He professes to have been wary of Atlanta and the clichés of the South when he first started The Walking Dead, but has since come to love the city. He and his family still spend nearly half the year in rural England, not far from Bath, southwest of London, where he grew up.
The younger of two brothers, Lincoln took up golf and cricket as a young boy, yet demonstrated, he insists, no great athletic prowess. (“He’s always saying he’s not good or not playing well, but his not playing golf well is better than most people’s ‘playing well,’ says producer Greg Nicotero.) He gravitated toward acting because, in his words, “drama was th best way to meet girls. Why else would you start something where you have to put on makeup?”
His father, a civil engineer, scoffed at the notion of Lincoln becoming an actor. But he told his son that if he could get into all five of England’s elite drama schools, then he’d support his ambition. Lincoln accomplished that feat and settled on RADA, moving to London when he was 17. He met his wife, Gael Anderson, the daughter of Jethro Tull frontman Ian Anderson, on the set of the British show Teachers.
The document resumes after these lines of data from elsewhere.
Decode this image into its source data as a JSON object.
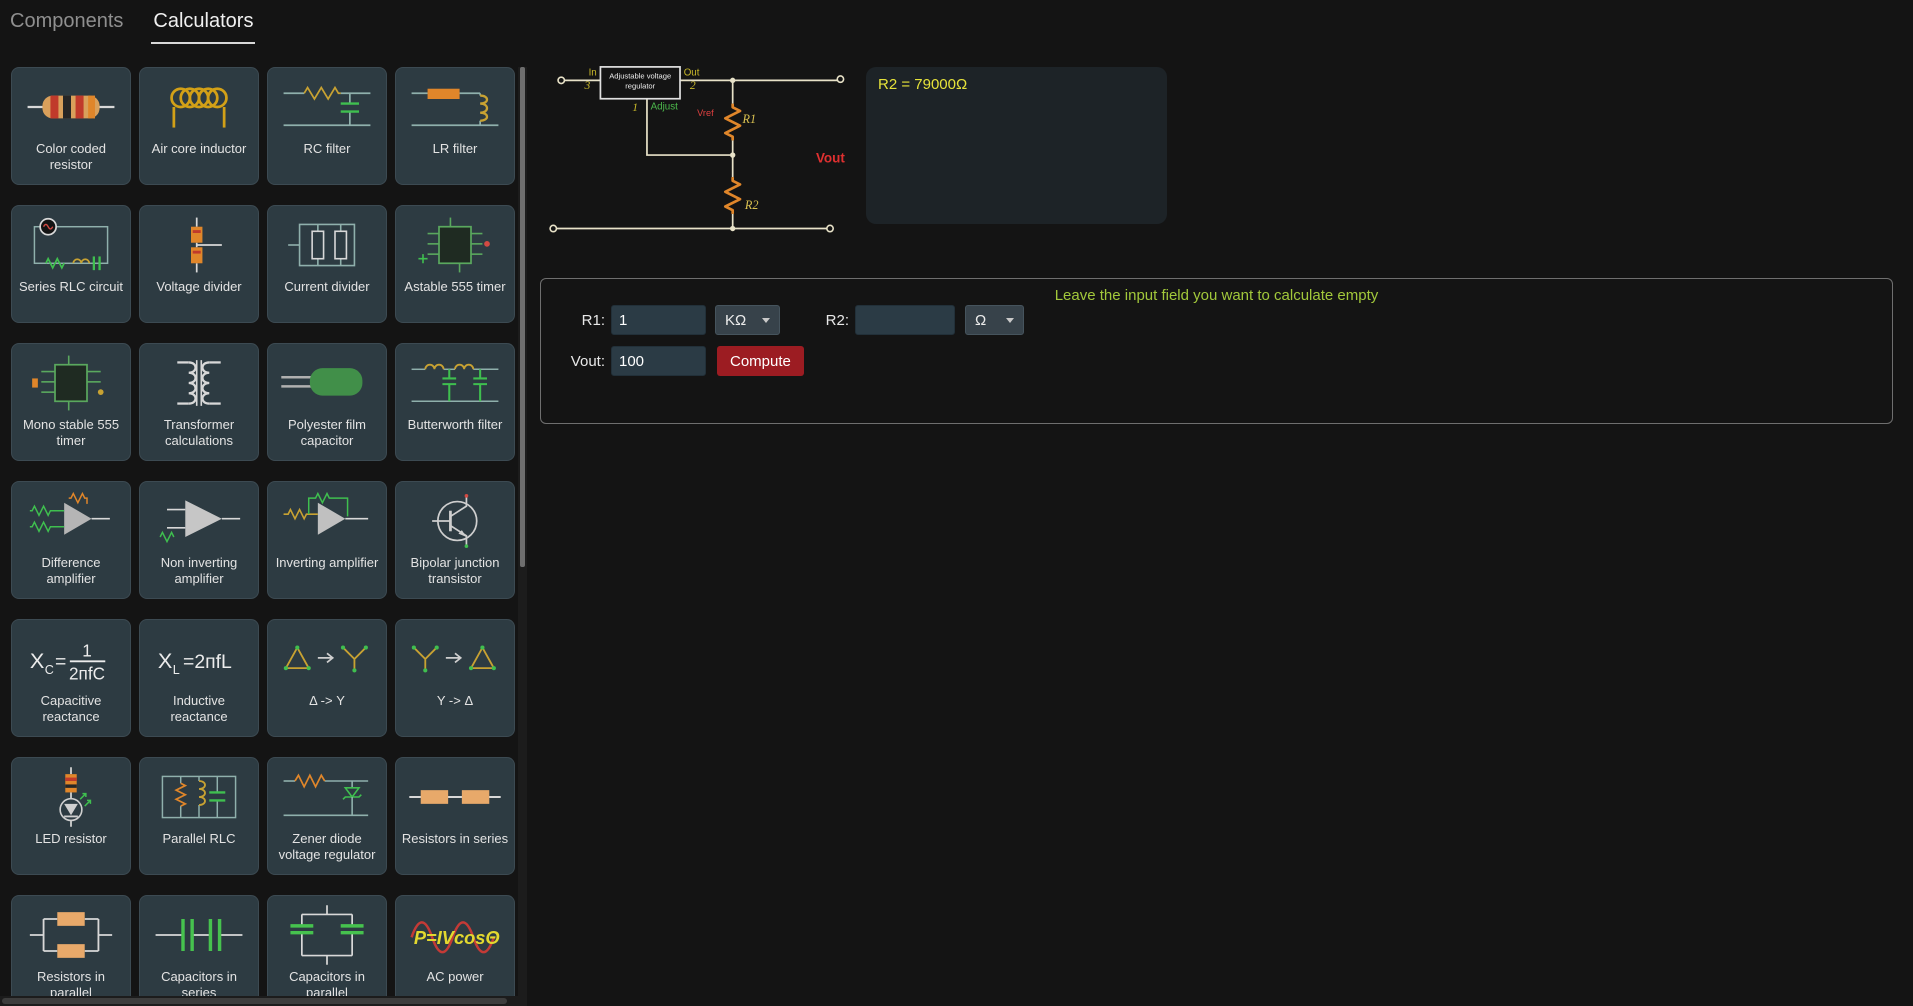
{
  "colors": {
    "background": "#141414",
    "card_background": "#2d3b42",
    "compute_button_red": "#9c1c22",
    "hint_green": "#a2c83b",
    "result_yellow": "#e6e33a",
    "wire_cream": "#e8e2c8",
    "resistor_orange": "#e0862a",
    "adjust_green": "#4cbb4c",
    "vout_red": "#e03030",
    "pin_yellow": "#c9b92a"
  },
  "tabs": [
    {
      "label": "Components",
      "active": false
    },
    {
      "label": "Calculators",
      "active": true
    }
  ],
  "sidebar": {
    "items": [
      {
        "label": "Color coded resistor",
        "icon": "color-coded-resistor-icon"
      },
      {
        "label": "Air core inductor",
        "icon": "air-core-inductor-icon"
      },
      {
        "label": "RC filter",
        "icon": "rc-filter-icon"
      },
      {
        "label": "LR filter",
        "icon": "lr-filter-icon"
      },
      {
        "label": "Series RLC circuit",
        "icon": "series-rlc-circuit-icon"
      },
      {
        "label": "Voltage divider",
        "icon": "voltage-divider-icon"
      },
      {
        "label": "Current divider",
        "icon": "current-divider-icon"
      },
      {
        "label": "Astable 555 timer",
        "icon": "astable-555-timer-icon"
      },
      {
        "label": "Mono stable 555 timer",
        "icon": "mono-stable-555-timer-icon"
      },
      {
        "label": "Transformer calculations",
        "icon": "transformer-calculations-icon"
      },
      {
        "label": "Polyester film capacitor",
        "icon": "polyester-film-capacitor-icon"
      },
      {
        "label": "Butterworth filter",
        "icon": "butterworth-filter-icon"
      },
      {
        "label": "Difference amplifier",
        "icon": "difference-amplifier-icon"
      },
      {
        "label": "Non inverting amplifier",
        "icon": "non-inverting-amplifier-icon"
      },
      {
        "label": "Inverting amplifier",
        "icon": "inverting-amplifier-icon"
      },
      {
        "label": "Bipolar junction transistor",
        "icon": "bipolar-junction-transistor-icon"
      },
      {
        "label": "Capacitive reactance",
        "icon": "capacitive-reactance-formula-icon",
        "formula": {
          "sym": "X",
          "sub": "C",
          "eq": "=",
          "num": "1",
          "den": "2пfC"
        }
      },
      {
        "label": "Inductive reactance",
        "icon": "inductive-reactance-formula-icon",
        "formula": {
          "sym": "X",
          "sub": "L",
          "eq": "=",
          "rhs": "2пfL"
        }
      },
      {
        "label": "Δ -> Y",
        "icon": "delta-to-y-icon"
      },
      {
        "label": "Y -> Δ",
        "icon": "y-to-delta-icon"
      },
      {
        "label": "LED resistor",
        "icon": "led-resistor-icon"
      },
      {
        "label": "Parallel RLC",
        "icon": "parallel-rlc-icon"
      },
      {
        "label": "Zener diode voltage regulator",
        "icon": "zener-diode-voltage-regulator-icon"
      },
      {
        "label": "Resistors in series",
        "icon": "resistors-in-series-icon"
      },
      {
        "label": "Resistors in parallel",
        "icon": "resistors-in-parallel-icon"
      },
      {
        "label": "Capacitors in series",
        "icon": "capacitors-in-series-icon"
      },
      {
        "label": "Capacitors in parallel",
        "icon": "capacitors-in-parallel-icon"
      },
      {
        "label": "AC power",
        "icon": "ac-power-formula-icon",
        "formula": {
          "text": "P=IVcosΘ"
        }
      }
    ]
  },
  "diagram": {
    "box_line1": "Adjustable voltage",
    "box_line2": "regulator",
    "pin_in": "In",
    "pin_in_num": "3",
    "pin_out": "Out",
    "pin_out_num": "2",
    "pin_adjust": "Adjust",
    "pin_adjust_num": "1",
    "vref": "Vref",
    "vout": "Vout",
    "r1": "R1",
    "r2": "R2"
  },
  "result": {
    "text": "R2 = 79000Ω"
  },
  "form": {
    "hint": "Leave the input field you want to calculate empty",
    "r1_label": "R1:",
    "r1_value": "1",
    "r1_unit": "KΩ",
    "r2_label": "R2:",
    "r2_value": "",
    "r2_unit": "Ω",
    "vout_label": "Vout:",
    "vout_value": "100",
    "compute_label": "Compute"
  }
}
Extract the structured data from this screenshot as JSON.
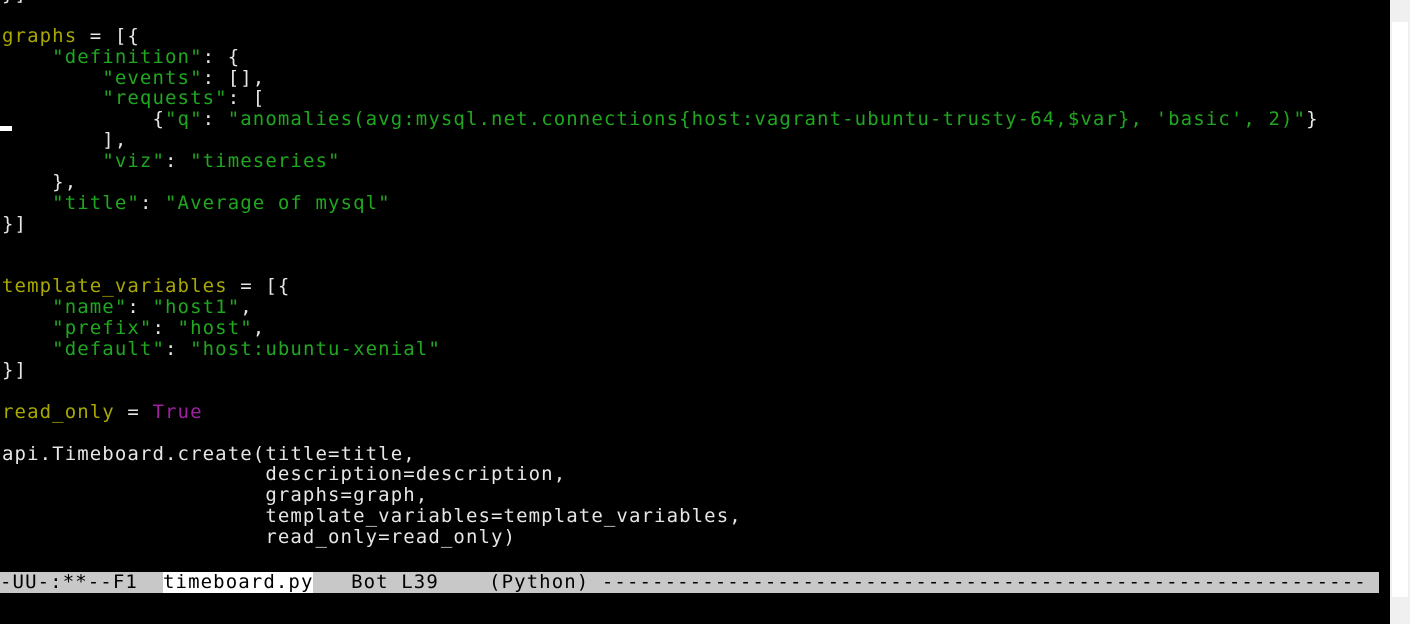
{
  "colors": {
    "background": "#000000",
    "default_text": "#e6e6e6",
    "variable": "#a8a800",
    "string": "#1fa81f",
    "constant": "#a020a0",
    "modeline_bg": "#c8c8c8"
  },
  "code_lines": [
    [
      {
        "t": "}]",
        "c": "default"
      }
    ],
    [],
    [
      {
        "t": "graphs",
        "c": "var"
      },
      {
        "t": " = [{",
        "c": "default"
      }
    ],
    [
      {
        "t": "    ",
        "c": "default"
      },
      {
        "t": "\"definition\"",
        "c": "str"
      },
      {
        "t": ": {",
        "c": "default"
      }
    ],
    [
      {
        "t": "        ",
        "c": "default"
      },
      {
        "t": "\"events\"",
        "c": "str"
      },
      {
        "t": ": [],",
        "c": "default"
      }
    ],
    [
      {
        "t": "        ",
        "c": "default"
      },
      {
        "t": "\"requests\"",
        "c": "str"
      },
      {
        "t": ": [",
        "c": "default"
      }
    ],
    [
      {
        "t": "            {",
        "c": "default"
      },
      {
        "t": "\"q\"",
        "c": "str"
      },
      {
        "t": ": ",
        "c": "default"
      },
      {
        "t": "\"anomalies(avg:mysql.net.connections{host:vagrant-ubuntu-trusty-64,$var}, 'basic', 2)\"",
        "c": "str"
      },
      {
        "t": "}",
        "c": "default"
      }
    ],
    [
      {
        "t": "        ],",
        "c": "default"
      }
    ],
    [
      {
        "t": "        ",
        "c": "default"
      },
      {
        "t": "\"viz\"",
        "c": "str"
      },
      {
        "t": ": ",
        "c": "default"
      },
      {
        "t": "\"timeseries\"",
        "c": "str"
      }
    ],
    [
      {
        "t": "    },",
        "c": "default"
      }
    ],
    [
      {
        "t": "    ",
        "c": "default"
      },
      {
        "t": "\"title\"",
        "c": "str"
      },
      {
        "t": ": ",
        "c": "default"
      },
      {
        "t": "\"Average of mysql\"",
        "c": "str"
      }
    ],
    [
      {
        "t": "}]",
        "c": "default"
      }
    ],
    [],
    [],
    [
      {
        "t": "template_variables",
        "c": "var"
      },
      {
        "t": " = [{",
        "c": "default"
      }
    ],
    [
      {
        "t": "    ",
        "c": "default"
      },
      {
        "t": "\"name\"",
        "c": "str"
      },
      {
        "t": ": ",
        "c": "default"
      },
      {
        "t": "\"host1\"",
        "c": "str"
      },
      {
        "t": ",",
        "c": "default"
      }
    ],
    [
      {
        "t": "    ",
        "c": "default"
      },
      {
        "t": "\"prefix\"",
        "c": "str"
      },
      {
        "t": ": ",
        "c": "default"
      },
      {
        "t": "\"host\"",
        "c": "str"
      },
      {
        "t": ",",
        "c": "default"
      }
    ],
    [
      {
        "t": "    ",
        "c": "default"
      },
      {
        "t": "\"default\"",
        "c": "str"
      },
      {
        "t": ": ",
        "c": "default"
      },
      {
        "t": "\"host:ubuntu-xenial\"",
        "c": "str"
      }
    ],
    [
      {
        "t": "}]",
        "c": "default"
      }
    ],
    [],
    [
      {
        "t": "read_only",
        "c": "var"
      },
      {
        "t": " = ",
        "c": "default"
      },
      {
        "t": "True",
        "c": "const"
      }
    ],
    [],
    [
      {
        "t": "api.Timeboard.create(title=title,",
        "c": "default"
      }
    ],
    [
      {
        "t": "                     description=description,",
        "c": "default"
      }
    ],
    [
      {
        "t": "                     graphs=graph,",
        "c": "default"
      }
    ],
    [
      {
        "t": "                     template_variables=template_variables,",
        "c": "default"
      }
    ],
    [
      {
        "t": "                     read_only=read_only)",
        "c": "default"
      }
    ]
  ],
  "modeline": {
    "prefix": "-UU-:**--F1  ",
    "buffer_name": "timeboard.py",
    "position": "   Bot L39    ",
    "mode": "(Python) ",
    "fill": "-------------------------------------------------------------"
  }
}
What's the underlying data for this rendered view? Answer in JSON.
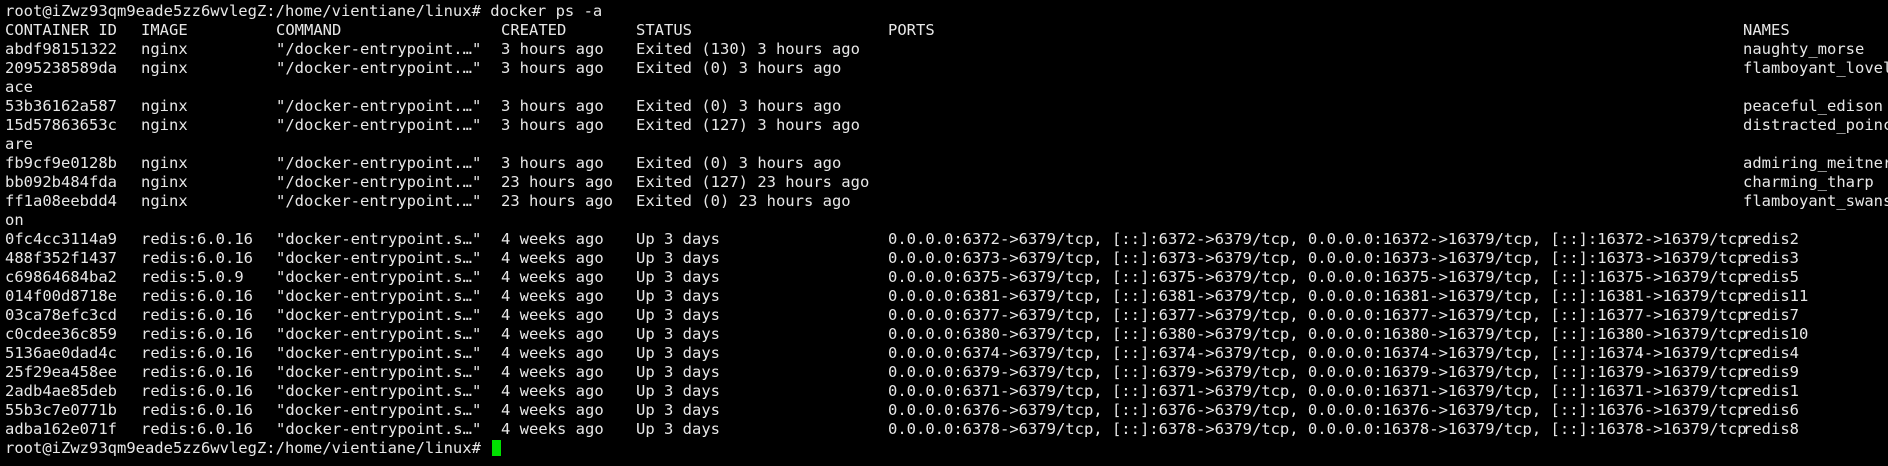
{
  "colors": {
    "background": "#000000",
    "foreground": "#e8e8e8",
    "cursor": "#00e000"
  },
  "prompt": "root@iZwz93qm9eade5zz6wvlegZ:/home/vientiane/linux#",
  "command": "docker ps -a",
  "headers": {
    "id": "CONTAINER ID",
    "image": "IMAGE",
    "command": "COMMAND",
    "created": "CREATED",
    "status": "STATUS",
    "ports": "PORTS",
    "names": "NAMES"
  },
  "rows": [
    {
      "id": "abdf98151322",
      "image": "nginx",
      "command": "\"/docker-entrypoint.…\"",
      "created": "3 hours ago",
      "status": "Exited (130) 3 hours ago",
      "ports": "",
      "names": "naughty_morse",
      "wrap": ""
    },
    {
      "id": "2095238589da",
      "image": "nginx",
      "command": "\"/docker-entrypoint.…\"",
      "created": "3 hours ago",
      "status": "Exited (0) 3 hours ago",
      "ports": "",
      "names": "flamboyant_lovel",
      "wrap": "ace"
    },
    {
      "id": "53b36162a587",
      "image": "nginx",
      "command": "\"/docker-entrypoint.…\"",
      "created": "3 hours ago",
      "status": "Exited (0) 3 hours ago",
      "ports": "",
      "names": "peaceful_edison",
      "wrap": ""
    },
    {
      "id": "15d57863653c",
      "image": "nginx",
      "command": "\"/docker-entrypoint.…\"",
      "created": "3 hours ago",
      "status": "Exited (127) 3 hours ago",
      "ports": "",
      "names": "distracted_poinc",
      "wrap": "are"
    },
    {
      "id": "fb9cf9e0128b",
      "image": "nginx",
      "command": "\"/docker-entrypoint.…\"",
      "created": "3 hours ago",
      "status": "Exited (0) 3 hours ago",
      "ports": "",
      "names": "admiring_meitner",
      "wrap": ""
    },
    {
      "id": "bb092b484fda",
      "image": "nginx",
      "command": "\"/docker-entrypoint.…\"",
      "created": "23 hours ago",
      "status": "Exited (127) 23 hours ago",
      "ports": "",
      "names": "charming_tharp",
      "wrap": ""
    },
    {
      "id": "ff1a08eebdd4",
      "image": "nginx",
      "command": "\"/docker-entrypoint.…\"",
      "created": "23 hours ago",
      "status": "Exited (0) 23 hours ago",
      "ports": "",
      "names": "flamboyant_swans",
      "wrap": "on"
    },
    {
      "id": "0fc4cc3114a9",
      "image": "redis:6.0.16",
      "command": "\"docker-entrypoint.s…\"",
      "created": "4 weeks ago",
      "status": "Up 3 days",
      "ports": "0.0.0.0:6372->6379/tcp, [::]:6372->6379/tcp, 0.0.0.0:16372->16379/tcp, [::]:16372->16379/tcp",
      "names": "redis2",
      "wrap": ""
    },
    {
      "id": "488f352f1437",
      "image": "redis:6.0.16",
      "command": "\"docker-entrypoint.s…\"",
      "created": "4 weeks ago",
      "status": "Up 3 days",
      "ports": "0.0.0.0:6373->6379/tcp, [::]:6373->6379/tcp, 0.0.0.0:16373->16379/tcp, [::]:16373->16379/tcp",
      "names": "redis3",
      "wrap": ""
    },
    {
      "id": "c69864684ba2",
      "image": "redis:5.0.9",
      "command": "\"docker-entrypoint.s…\"",
      "created": "4 weeks ago",
      "status": "Up 3 days",
      "ports": "0.0.0.0:6375->6379/tcp, [::]:6375->6379/tcp, 0.0.0.0:16375->16379/tcp, [::]:16375->16379/tcp",
      "names": "redis5",
      "wrap": ""
    },
    {
      "id": "014f00d8718e",
      "image": "redis:6.0.16",
      "command": "\"docker-entrypoint.s…\"",
      "created": "4 weeks ago",
      "status": "Up 3 days",
      "ports": "0.0.0.0:6381->6379/tcp, [::]:6381->6379/tcp, 0.0.0.0:16381->16379/tcp, [::]:16381->16379/tcp",
      "names": "redis11",
      "wrap": ""
    },
    {
      "id": "03ca78efc3cd",
      "image": "redis:6.0.16",
      "command": "\"docker-entrypoint.s…\"",
      "created": "4 weeks ago",
      "status": "Up 3 days",
      "ports": "0.0.0.0:6377->6379/tcp, [::]:6377->6379/tcp, 0.0.0.0:16377->16379/tcp, [::]:16377->16379/tcp",
      "names": "redis7",
      "wrap": ""
    },
    {
      "id": "c0cdee36c859",
      "image": "redis:6.0.16",
      "command": "\"docker-entrypoint.s…\"",
      "created": "4 weeks ago",
      "status": "Up 3 days",
      "ports": "0.0.0.0:6380->6379/tcp, [::]:6380->6379/tcp, 0.0.0.0:16380->16379/tcp, [::]:16380->16379/tcp",
      "names": "redis10",
      "wrap": ""
    },
    {
      "id": "5136ae0dad4c",
      "image": "redis:6.0.16",
      "command": "\"docker-entrypoint.s…\"",
      "created": "4 weeks ago",
      "status": "Up 3 days",
      "ports": "0.0.0.0:6374->6379/tcp, [::]:6374->6379/tcp, 0.0.0.0:16374->16379/tcp, [::]:16374->16379/tcp",
      "names": "redis4",
      "wrap": ""
    },
    {
      "id": "25f29ea458ee",
      "image": "redis:6.0.16",
      "command": "\"docker-entrypoint.s…\"",
      "created": "4 weeks ago",
      "status": "Up 3 days",
      "ports": "0.0.0.0:6379->6379/tcp, [::]:6379->6379/tcp, 0.0.0.0:16379->16379/tcp, [::]:16379->16379/tcp",
      "names": "redis9",
      "wrap": ""
    },
    {
      "id": "2adb4ae85deb",
      "image": "redis:6.0.16",
      "command": "\"docker-entrypoint.s…\"",
      "created": "4 weeks ago",
      "status": "Up 3 days",
      "ports": "0.0.0.0:6371->6379/tcp, [::]:6371->6379/tcp, 0.0.0.0:16371->16379/tcp, [::]:16371->16379/tcp",
      "names": "redis1",
      "wrap": ""
    },
    {
      "id": "55b3c7e0771b",
      "image": "redis:6.0.16",
      "command": "\"docker-entrypoint.s…\"",
      "created": "4 weeks ago",
      "status": "Up 3 days",
      "ports": "0.0.0.0:6376->6379/tcp, [::]:6376->6379/tcp, 0.0.0.0:16376->16379/tcp, [::]:16376->16379/tcp",
      "names": "redis6",
      "wrap": ""
    },
    {
      "id": "adba162e071f",
      "image": "redis:6.0.16",
      "command": "\"docker-entrypoint.s…\"",
      "created": "4 weeks ago",
      "status": "Up 3 days",
      "ports": "0.0.0.0:6378->6379/tcp, [::]:6378->6379/tcp, 0.0.0.0:16378->16379/tcp, [::]:16378->16379/tcp",
      "names": "redis8",
      "wrap": ""
    }
  ]
}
She was a spiky-haired production assistant who refused to make him a cup of tea.
You never know who’s gonna die,” he says. “And that’s sure true this season. Yeah! I may be gone.”
“I was like, ‘This is bullshit.’ But I couldn’t get her out of my head.” Two kids later, the marriage is going strong, and Lincoln can draw on his own experiences as a father to share Rick Grimes’ emotional life: “You always pull from you. I mean, it would be insane if you didn’t pull from who you are.”
After he parks, he stands and stretches, twisting his shoulders and rotating his core. He’s naturally lean, a classic ectomorph, and it’s easy to see how he struggles to bulk up, as he did before Season 4. He’s a natural distance runner who’ll do five miles in the Georgia heat. But that year, he hired a trainer, who ordered him to halt the distance running, add in rapid sets with free weights, and cut out carbs and sugars. He hated the dietary routine. “Why would you do that to yourself, man?” he asks.
Shooting The Walking Dead is in itself a grueling workout, says Lincoln. There’s the mud, the heat, the humidity, the bugs—and the cast stays on set for all of it. Dead actor Steven Yeun agrees: “We’re working these hard hours in the sun. Everyone should be breaking down; we should have divas, these Hollywood clichés,” says Yeun. “But no, there’s Andy, and he’s showing up and pushing it harder than anyone. He’s the culture of the show. I mean, if your No. 1 guy isn’t a diva, then who can be?”
We go to an Italian restaurant, where Lincoln scarfs down fried calamari and a salad, and sips a Diet Coke—he hasn’t had a drink in five years—and speaks to the waitress in his Rick Grimes drawl. He shakes his head. “I know, it’s weird. I feel like I’m betraying them if I don’t speak as they know me. It’s just the way I work. My wife and kids are like, ‘You’re going to be doing that for seven or eight months?” It’s also his way of keeping his dialect sharp. “I’ve got enough zombies to worry about, you know? There’s an apocalypse to deal with.” He starts laughing and takes another swig of his Diet Coke.
Lincoln calls this season’s storyline the “most frightening” to date. “You never know who’s gonna die,” he says. “And that’s sure true this season. I mean, it’s already pretty intense, and now it’s moving into Heart of Darkness territory. Yeah! I may be gone.” I stare at him. Could the hero really die in the finale?
He shrugs and smiles. You can already hear the fanboy outcry if it happens. Lincoln, meanwhile, isn’t the type to dwell on it. He’ll just tee it up and take another swing.
Courtesy of Men’s Fitness